Tutte le stelle già de l’altro polo
vedea la notte, e ’l nostro tanto basso,
che non surgëa fuor del marin suolo
At night I now could see the other pole
and all its stars; the star of ours had fallen
and never rose above the plain of the ocean
Dante, Divina Commedia, Inferno, 26.127-9
Hervé Le Goff: […] It is widely believed that Purgatory has always existed, but this is not the case at all. It took shape in the second half of the 12th century. Previously, thinking about the afterlife, men imagined only two antagonistic places, Hell and Heaven. Gradually, an intermediate reality began to emerge, the function of which was to allow the purification of souls before entering Paradise. […] From the very beginning, Christianity had imagined the possibility that souls could free themselves from the sins remaining after death. […] The great novelty introduced by Purgatory is the definition of a unique, precise and recognizable place. But the existence of a third place endowed with a status of uniqueness implies various consequences.
Fabio Gambaro: Can you give some examples?
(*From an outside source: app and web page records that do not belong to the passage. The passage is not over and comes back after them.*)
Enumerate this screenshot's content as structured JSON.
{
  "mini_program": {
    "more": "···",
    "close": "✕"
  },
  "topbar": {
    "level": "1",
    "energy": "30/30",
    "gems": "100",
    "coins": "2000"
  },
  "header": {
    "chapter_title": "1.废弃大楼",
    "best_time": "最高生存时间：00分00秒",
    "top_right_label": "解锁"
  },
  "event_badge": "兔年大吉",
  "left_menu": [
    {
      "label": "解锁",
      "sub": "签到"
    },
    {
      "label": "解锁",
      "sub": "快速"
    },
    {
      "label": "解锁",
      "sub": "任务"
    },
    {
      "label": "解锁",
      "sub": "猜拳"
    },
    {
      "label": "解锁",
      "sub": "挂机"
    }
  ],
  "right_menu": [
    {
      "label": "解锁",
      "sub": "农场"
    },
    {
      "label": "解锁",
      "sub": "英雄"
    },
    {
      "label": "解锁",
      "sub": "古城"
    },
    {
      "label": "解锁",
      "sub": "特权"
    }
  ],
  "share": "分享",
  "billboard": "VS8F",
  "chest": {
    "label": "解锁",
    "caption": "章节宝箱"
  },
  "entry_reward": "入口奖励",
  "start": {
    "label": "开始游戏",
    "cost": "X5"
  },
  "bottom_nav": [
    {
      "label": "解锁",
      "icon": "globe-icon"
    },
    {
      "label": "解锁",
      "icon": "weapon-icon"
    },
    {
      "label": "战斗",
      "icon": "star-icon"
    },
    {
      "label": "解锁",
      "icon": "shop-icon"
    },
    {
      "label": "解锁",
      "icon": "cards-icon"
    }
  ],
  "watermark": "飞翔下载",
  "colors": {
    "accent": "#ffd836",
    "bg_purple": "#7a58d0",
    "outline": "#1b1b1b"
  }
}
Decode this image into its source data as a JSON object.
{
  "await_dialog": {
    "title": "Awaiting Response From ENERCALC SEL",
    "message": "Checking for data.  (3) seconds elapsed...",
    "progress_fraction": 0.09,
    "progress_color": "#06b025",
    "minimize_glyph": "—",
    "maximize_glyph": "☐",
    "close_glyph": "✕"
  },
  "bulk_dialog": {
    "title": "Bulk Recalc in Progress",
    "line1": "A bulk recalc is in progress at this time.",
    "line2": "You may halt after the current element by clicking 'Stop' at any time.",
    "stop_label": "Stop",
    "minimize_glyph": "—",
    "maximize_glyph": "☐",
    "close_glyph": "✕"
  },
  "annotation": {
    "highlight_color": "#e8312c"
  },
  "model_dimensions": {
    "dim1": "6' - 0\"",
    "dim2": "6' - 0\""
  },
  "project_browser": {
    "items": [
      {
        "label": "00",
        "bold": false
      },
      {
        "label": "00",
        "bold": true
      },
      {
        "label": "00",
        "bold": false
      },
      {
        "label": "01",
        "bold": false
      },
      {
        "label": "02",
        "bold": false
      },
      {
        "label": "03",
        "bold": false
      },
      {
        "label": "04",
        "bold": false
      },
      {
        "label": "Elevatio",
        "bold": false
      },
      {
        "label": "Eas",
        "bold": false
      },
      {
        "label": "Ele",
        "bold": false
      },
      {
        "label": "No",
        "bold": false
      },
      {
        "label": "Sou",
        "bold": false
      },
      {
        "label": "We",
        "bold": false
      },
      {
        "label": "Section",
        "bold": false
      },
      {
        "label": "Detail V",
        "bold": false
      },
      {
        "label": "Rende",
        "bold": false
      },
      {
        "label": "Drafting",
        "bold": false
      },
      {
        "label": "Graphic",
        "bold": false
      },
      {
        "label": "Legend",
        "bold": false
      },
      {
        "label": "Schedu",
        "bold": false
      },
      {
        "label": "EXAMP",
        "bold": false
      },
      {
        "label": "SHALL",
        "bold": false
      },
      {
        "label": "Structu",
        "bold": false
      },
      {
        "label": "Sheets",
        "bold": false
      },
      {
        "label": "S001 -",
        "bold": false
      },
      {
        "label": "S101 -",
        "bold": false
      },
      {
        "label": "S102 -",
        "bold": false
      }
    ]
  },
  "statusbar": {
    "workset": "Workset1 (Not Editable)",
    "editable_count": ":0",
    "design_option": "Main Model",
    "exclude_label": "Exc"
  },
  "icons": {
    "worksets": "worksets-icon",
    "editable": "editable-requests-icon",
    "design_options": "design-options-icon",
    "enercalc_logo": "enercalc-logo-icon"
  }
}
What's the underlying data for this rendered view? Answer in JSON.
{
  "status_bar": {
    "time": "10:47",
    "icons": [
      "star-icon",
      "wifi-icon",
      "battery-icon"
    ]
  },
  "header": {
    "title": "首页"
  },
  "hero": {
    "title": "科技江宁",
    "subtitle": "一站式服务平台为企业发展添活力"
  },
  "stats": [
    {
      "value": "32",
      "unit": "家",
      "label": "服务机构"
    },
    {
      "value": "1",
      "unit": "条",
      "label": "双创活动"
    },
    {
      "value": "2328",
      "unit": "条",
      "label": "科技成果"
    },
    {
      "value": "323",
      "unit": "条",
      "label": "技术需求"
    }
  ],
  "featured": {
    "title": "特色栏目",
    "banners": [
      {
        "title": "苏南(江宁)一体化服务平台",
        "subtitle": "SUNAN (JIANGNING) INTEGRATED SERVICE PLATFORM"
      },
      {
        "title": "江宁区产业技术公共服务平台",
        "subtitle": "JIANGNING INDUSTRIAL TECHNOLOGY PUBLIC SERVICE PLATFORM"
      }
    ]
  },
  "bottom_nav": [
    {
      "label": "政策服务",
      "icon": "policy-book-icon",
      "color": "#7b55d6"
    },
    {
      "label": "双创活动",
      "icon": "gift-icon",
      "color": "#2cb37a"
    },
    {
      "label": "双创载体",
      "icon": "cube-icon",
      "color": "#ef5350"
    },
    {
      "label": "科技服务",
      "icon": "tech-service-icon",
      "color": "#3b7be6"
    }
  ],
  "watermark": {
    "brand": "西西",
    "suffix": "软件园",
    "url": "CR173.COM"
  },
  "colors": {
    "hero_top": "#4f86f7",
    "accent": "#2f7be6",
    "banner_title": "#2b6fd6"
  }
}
HLG: The birth of Purgatory modifies the jurisdiction exercised over the dead, favoring the practice of indulgences. According to traditional doctrine, living men responded to the church court, but once they died they were judged only by the court of God. With Purgatory, a sort of common court is created in which both God and the church intervene. The souls who pass through it, in fact, continue to depend on God, but they also benefit from the action of the church which distributes indulgences. Purgatory, therefore, reinforced the power of the ecclesiastical structure, which thus, in addition to the living, is also partly responsible for the dead. A situation that the Protestant Reformation later strongly condemned. For the men of the Middle Ages, however, the existence of Purgatory increased the hopes of salvation, since not everything was definitively established at the moment of death. Even for the usurers, who until then were irremediably condemned to Hell, a less gloomy afterlife is beginning to emerge. Of course, living with this hope radically changes the perspective of daily life.
FG: How is the advent of Purgatory explained?
HLG: The passage from an afterlife characterized by two antagonistic places, Hell and Paradise, to an afterlife divided into three kingdoms must be paralleled with the retreat of Manichaeism which took place in medieval society between the mid-twelfth and mid-thirteenth centuries. The medieval world becomes more nuanced. The ancient opposition between rich and poor, powerful and weak, begins to change with the emergence of an intermediate band. In the social hierarchy, between lords and subjects, the category of the bourgeoisie emerges. On the cultural level, other elements that play in favor of the birth of Purgatory are the growing interest in geographical representations as well as the new translations of Euclid, from which the notion of intermediary is derived. More generally, then, the birth of Purgatory is inscribed in that slow process that is usually defined as the descent of values from heaven to earth. From this complex evolution of society the belief in Purgatory was born, a belief that then spread thanks to the preaching of Franciscans and Dominicans.